Wisdom teeth are an extra set of molars that develop during the late teens or early twenties. In the 19th century they were called “teeth of wisdom,” because they arrived during a time of presumed increased wisdom.
When these teeth come through in the correct position, they assist the molars in chewing food. It is normal to feel discomfort when the wisdom teeth emerge into the gum surface. However, if the new growth is painful or the tooth becomes impacted, a visit to the dentist is in order–and you may need them removed.
Common Problems With Wisdom Teeth
Most people don’t have the jaw space for the wisdom teeth to surface. Or the teeth could come through in the wrong position. In most cases, the wisdom teeth are trapped by the back molar or impacted in the jaw under the gums.
Signs of Trouble
Your dentist will look for the following oral indications that wisdom teeth could be causing trouble in your mouth:
- The teeth are out of position, allowing food to become trapped. Trapped food particles are the breeding place for bacteria and plaque growth.
- The teeth grow without the spacing needed to properly floss between the new teeth and the adjacent molars.
- Partially grown wisdom teeth allow bacteria to enter the gums, causing infection and swelling of the gums or jaw.

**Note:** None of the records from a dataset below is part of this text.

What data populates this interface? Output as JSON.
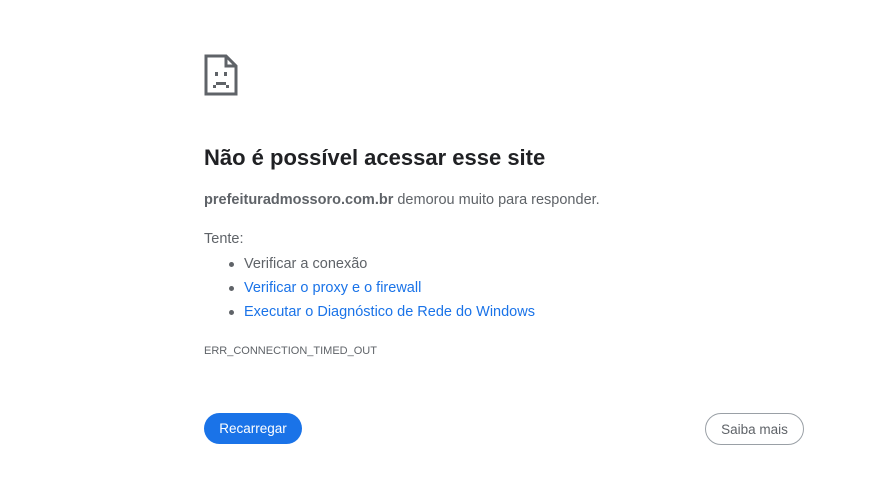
{
  "error": {
    "icon": "sad-page-icon",
    "title": "Não é possível acessar esse site",
    "host": "prefeituradmossoro.com.br",
    "summary_suffix": " demorou muito para responder.",
    "try_label": "Tente:",
    "suggestions": [
      {
        "label": "Verificar a conexão",
        "is_link": false
      },
      {
        "label": "Verificar o proxy e o firewall",
        "is_link": true
      },
      {
        "label": "Executar o Diagnóstico de Rede do Windows",
        "is_link": true
      }
    ],
    "code": "ERR_CONNECTION_TIMED_OUT"
  },
  "buttons": {
    "reload_label": "Recarregar",
    "details_label": "Saiba mais"
  },
  "colors": {
    "accent": "#1a73e8",
    "title_text": "#202124",
    "body_text": "#5f6368",
    "background": "#ffffff"
  }
}
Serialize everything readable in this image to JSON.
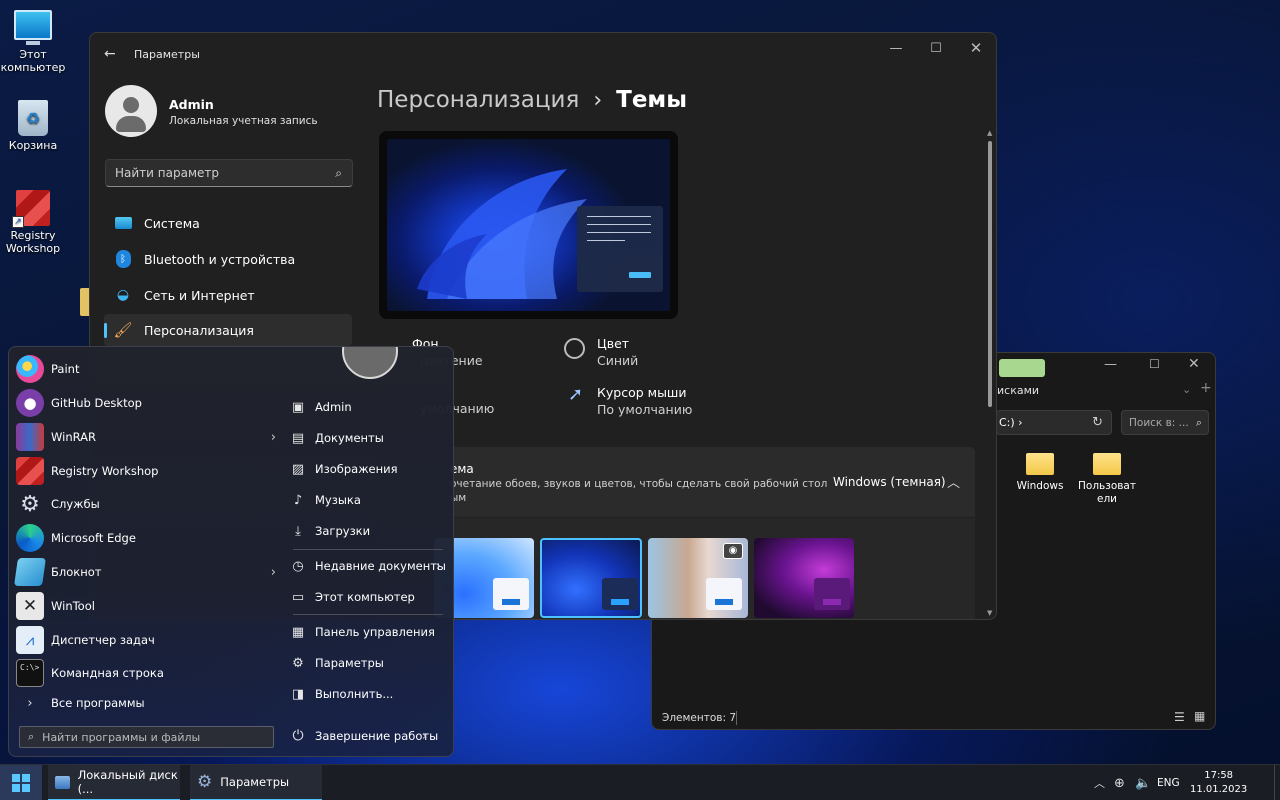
{
  "desktop_icons": [
    {
      "label_l1": "Этот",
      "label_l2": "компьютер",
      "icon": "monitor-icon"
    },
    {
      "label_l1": "Корзина",
      "label_l2": "",
      "icon": "recycle-bin-icon"
    },
    {
      "label_l1": "Registry",
      "label_l2": "Workshop",
      "icon": "registry-icon"
    }
  ],
  "settings": {
    "title": "Параметры",
    "user_name": "Admin",
    "user_sub": "Локальная учетная запись",
    "search_placeholder": "Найти параметр",
    "nav": [
      {
        "label": "Система",
        "icon": "display-icon"
      },
      {
        "label": "Bluetooth и устройства",
        "icon": "bluetooth-icon"
      },
      {
        "label": "Сеть и Интернет",
        "icon": "wifi-icon"
      },
      {
        "label": "Персонализация",
        "icon": "brush-icon"
      }
    ],
    "breadcrumb_parent": "Персонализация",
    "breadcrumb_sep": "›",
    "page_title": "Темы",
    "background": {
      "title": "Фон",
      "sub": "цветение"
    },
    "color": {
      "title": "Цвет",
      "sub": "Синий"
    },
    "sound_sub": "умолчанию",
    "cursor": {
      "title": "Курсор мыши",
      "sub": "По умолчанию"
    },
    "current_theme": {
      "title": "ема",
      "desc_l1": "очетание обоев, звуков и цветов, чтобы сделать свой рабочий стол",
      "desc_l2": "ым",
      "value": "Windows (темная)"
    }
  },
  "explorer": {
    "tab_label": "исками",
    "address_text": "C:) ›",
    "search_placeholder": "Поиск в: ...",
    "items": [
      {
        "label_l1": "Windows",
        "label_l2": ""
      },
      {
        "label_l1": "Пользоват",
        "label_l2": "ели"
      }
    ],
    "status": "Элементов: 7"
  },
  "start_menu": {
    "user_circle": "avatar",
    "apps": [
      {
        "label": "Paint",
        "icon": "paint-icon",
        "arrow": false
      },
      {
        "label": "GitHub Desktop",
        "icon": "github-icon",
        "arrow": false
      },
      {
        "label": "WinRAR",
        "icon": "winrar-icon",
        "arrow": true
      },
      {
        "label": "Registry Workshop",
        "icon": "registry-icon",
        "arrow": false
      },
      {
        "label": "Службы",
        "icon": "services-icon",
        "arrow": false
      },
      {
        "label": "Microsoft Edge",
        "icon": "edge-icon",
        "arrow": false
      },
      {
        "label": "Блокнот",
        "icon": "notepad-icon",
        "arrow": true
      },
      {
        "label": "WinTool",
        "icon": "wintool-icon",
        "arrow": false
      },
      {
        "label": "Диспетчер задач",
        "icon": "task-manager-icon",
        "arrow": false
      },
      {
        "label": "Командная строка",
        "icon": "cmd-icon",
        "arrow": false
      }
    ],
    "all_programs": "Все программы",
    "search_placeholder": "Найти программы и файлы",
    "places": [
      {
        "label": "Admin",
        "icon": "user-folder-icon",
        "glyph": "▣",
        "arrow": false
      },
      {
        "label": "Документы",
        "icon": "document-icon",
        "glyph": "▤",
        "arrow": false
      },
      {
        "label": "Изображения",
        "icon": "image-icon",
        "glyph": "▨",
        "arrow": false
      },
      {
        "label": "Музыка",
        "icon": "music-icon",
        "glyph": "♪",
        "arrow": false
      },
      {
        "label": "Загрузки",
        "icon": "download-icon",
        "glyph": "⤓",
        "arrow": false
      },
      {
        "label": "Недавние документы",
        "icon": "recent-icon",
        "glyph": "◷",
        "arrow": true
      },
      {
        "label": "Этот компьютер",
        "icon": "computer-icon",
        "glyph": "▭",
        "arrow": false
      },
      {
        "label": "Панель управления",
        "icon": "control-panel-icon",
        "glyph": "▦",
        "arrow": false
      },
      {
        "label": "Параметры",
        "icon": "gear-icon",
        "glyph": "⚙",
        "arrow": false
      },
      {
        "label": "Выполнить...",
        "icon": "run-icon",
        "glyph": "◨",
        "arrow": false
      }
    ],
    "shutdown": "Завершение работы"
  },
  "taskbar": {
    "items": [
      {
        "label": "Локальный диск (...",
        "icon": "explorer-icon"
      },
      {
        "label": "Параметры",
        "icon": "settings-gear-icon"
      }
    ],
    "lang": "ENG",
    "time": "17:58",
    "date": "11.01.2023"
  },
  "colors": {
    "accent": "#4cc2ff",
    "window_bg": "#202020",
    "start_bg": "#20222c"
  }
}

- Wisdom teeth can crowd or damage neighboring teeth.
- An impacted tooth can develop a cyst, which could damage roots of nearby teeth, or lead to bone loss in the root area.
You Might Need Your Wisdom Teeth Removed If…
Your dentist, after examining your mouth and taking x-rays, will recommend extraction of the wisdom teeth where there is evidence of the following:
- Gum disease.
- Tooth decay when it is not possible to restore the tooth.
- Pain and infection.
- Cysts or tumors.
- Potential or actual damage to adjacent teeth.
- The wisdom teeth are impacted—stuck below the gum surface.
Also, there are other dental treatments—fitting braces, for example—where the dentist would recommend removing wisdom teeth.
Impacted Wisdom Teeth
Sometimes the impacted wisdom tooth may partially emerge, exposing a part of its crown, or it may remain fully impacted. Impacted teeth can grow in several different positions: towards the next tooth, toward the back of the mouth, lying down within the jawbone, or straight up and down while still remaining trapped. So, impacted teeth can be a serious oral health problem. They can damage adjacent molars and crowd out healthy teeth. Like fully grown wisdom teeth, they can cause gum disease and tooth decay.
Types of Impacted Wisdom Teeth
These teeth fall into four categories:
1. Full-Bony: The wisdom tooth is completely stuck in the jaw. (This is the most difficult to remove.)
2. Partial-bony: The tooth is partly stuck into the jaw.
3. Soft-tissue: Less complicated, because the tooth is only stuck under the gum.
4. Erupted: The simplest type because the tooth has already emerged.
Removing Impacted Wisdom Teeth
The surgical procedure is performed in a dental office. The length and difficulty of the procedure depends on how the impacted tooth has developed.
How the Surgery is Done
Before the extraction begins, the patient is given an injection of local anesthetic. Patients who are particularly anxious can usually benefit from sedation dentistry as well.
If the tooth has not come through the gum, the surgeon makes an incision. The patient feels some pressure just prior to removal of the tooth while the surgeon widens the tooth socket as the tooth is rocked back and forth before removing it. Typically, a simple procedure like this takes just a few minutes. However, the more complicated wisdom tooth extractions can take 20 minutes or more.
After the tooth is removed, the surgeon uses sutures or stitches to seal the gum. Also, the patient may need to take antibiotics to fight infection, should avoid strenuous activity, and refrain from eating and drinking anything hot for 24 hours.